(Web page and app entries)
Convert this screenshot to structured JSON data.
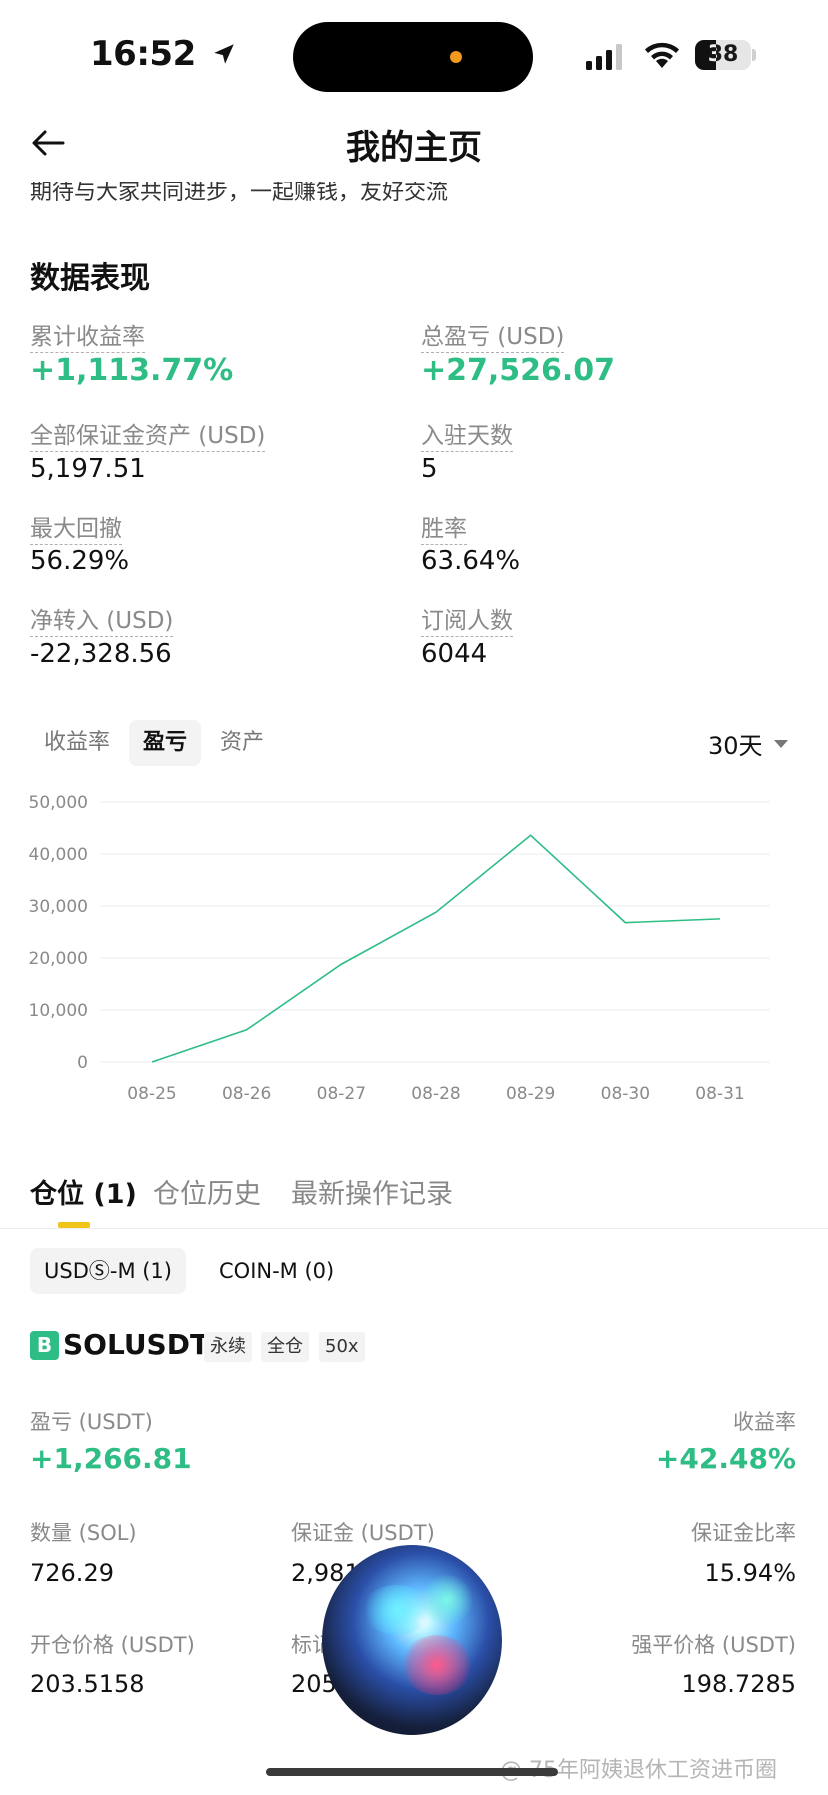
{
  "status_bar": {
    "time": "16:52",
    "battery": "38"
  },
  "header": {
    "title": "我的主页",
    "bio": "期待与大家共同进步，一起赚钱，友好交流"
  },
  "performance": {
    "title": "数据表现",
    "stats": [
      {
        "label": "累计收益率",
        "value": "+1,113.77%",
        "green": true
      },
      {
        "label": "总盈亏 (USD)",
        "value": "+27,526.07",
        "green": true
      },
      {
        "label": "全部保证金资产 (USD)",
        "value": "5,197.51"
      },
      {
        "label": "入驻天数",
        "value": "5"
      },
      {
        "label": "最大回撤",
        "value": "56.29%"
      },
      {
        "label": "胜率",
        "value": "63.64%"
      },
      {
        "label": "净转入 (USD)",
        "value": "-22,328.56"
      },
      {
        "label": "订阅人数",
        "value": "6044"
      }
    ]
  },
  "chart_tabs": [
    "收益率",
    "盈亏",
    "资产"
  ],
  "chart_period": "30天",
  "chart_data": {
    "type": "line",
    "categories": [
      "08-25",
      "08-26",
      "08-27",
      "08-28",
      "08-29",
      "08-30",
      "08-31"
    ],
    "values": [
      0,
      6200,
      18800,
      28800,
      43600,
      26800,
      27526
    ],
    "yticks": [
      "50,000",
      "40,000",
      "30,000",
      "20,000",
      "10,000",
      "0"
    ],
    "ylim": [
      0,
      50000
    ],
    "line_color": "#2ebd85",
    "grid": true
  },
  "positions": {
    "tabs": [
      "仓位 (1)",
      "仓位历史",
      "最新操作记录"
    ],
    "subtabs": [
      "USDⓈ-M (1)",
      "COIN-M (0)"
    ],
    "badge": "B",
    "symbol": "SOLUSDT",
    "tags": [
      "永续",
      "全仓",
      "50x"
    ],
    "pnl_label": "盈亏 (USDT)",
    "pnl_value": "+1,266.81",
    "roe_label": "收益率",
    "roe_value": "+42.48%",
    "qty_label": "数量 (SOL)",
    "qty_value": "726.29",
    "margin_label": "保证金 (USDT)",
    "margin_value": "2,981",
    "margin_ratio_label": "保证金比率",
    "margin_ratio_value": "15.94%",
    "entry_label": "开仓价格 (USDT)",
    "entry_value": "203.5158",
    "mark_label": "标记",
    "mark_value": "205",
    "liq_label": "强平价格 (USDT)",
    "liq_value": "198.7285"
  },
  "watermark": "@ 75年阿姨退休工资进币圈"
}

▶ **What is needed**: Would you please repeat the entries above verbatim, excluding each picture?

▶ **Answer box**:
Convert this screenshot to structured JSON data.
{
  "status_bar": {
    "time": "16:52",
    "battery": "38"
  },
  "header": {
    "title": "我的主页",
    "bio": "期待与大家共同进步，一起赚钱，友好交流"
  },
  "performance": {
    "title": "数据表现",
    "stats": [
      {
        "label": "累计收益率",
        "value": "+1,113.77%",
        "green": true
      },
      {
        "label": "总盈亏 (USD)",
        "value": "+27,526.07",
        "green": true
      },
      {
        "label": "全部保证金资产 (USD)",
        "value": "5,197.51"
      },
      {
        "label": "入驻天数",
        "value": "5"
      },
      {
        "label": "最大回撤",
        "value": "56.29%"
      },
      {
        "label": "胜率",
        "value": "63.64%"
      },
      {
        "label": "净转入 (USD)",
        "value": "-22,328.56"
      },
      {
        "label": "订阅人数",
        "value": "6044"
      }
    ]
  },
  "chart_tabs": [
    "收益率",
    "盈亏",
    "资产"
  ],
  "chart_period": "30天",
  "chart_data": {
    "type": "line",
    "categories": [
      "08-25",
      "08-26",
      "08-27",
      "08-28",
      "08-29",
      "08-30",
      "08-31"
    ],
    "values": [
      0,
      6200,
      18800,
      28800,
      43600,
      26800,
      27526
    ],
    "yticks": [
      "50,000",
      "40,000",
      "30,000",
      "20,000",
      "10,000",
      "0"
    ],
    "ylim": [
      0,
      50000
    ],
    "line_color": "#2ebd85",
    "grid": true
  },
  "positions": {
    "tabs": [
      "仓位 (1)",
      "仓位历史",
      "最新操作记录"
    ],
    "subtabs": [
      "USDⓈ-M (1)",
      "COIN-M (0)"
    ],
    "badge": "B",
    "symbol": "SOLUSDT",
    "tags": [
      "永续",
      "全仓",
      "50x"
    ],
    "pnl_label": "盈亏 (USDT)",
    "pnl_value": "+1,266.81",
    "roe_label": "收益率",
    "roe_value": "+42.48%",
    "qty_label": "数量 (SOL)",
    "qty_value": "726.29",
    "margin_label": "保证金 (USDT)",
    "margin_value": "2,981",
    "margin_ratio_label": "保证金比率",
    "margin_ratio_value": "15.94%",
    "entry_label": "开仓价格 (USDT)",
    "entry_value": "203.5158",
    "mark_label": "标记",
    "mark_value": "205",
    "liq_label": "强平价格 (USDT)",
    "liq_value": "198.7285"
  },
  "watermark": "@ 75年阿姨退休工资进币圈"
}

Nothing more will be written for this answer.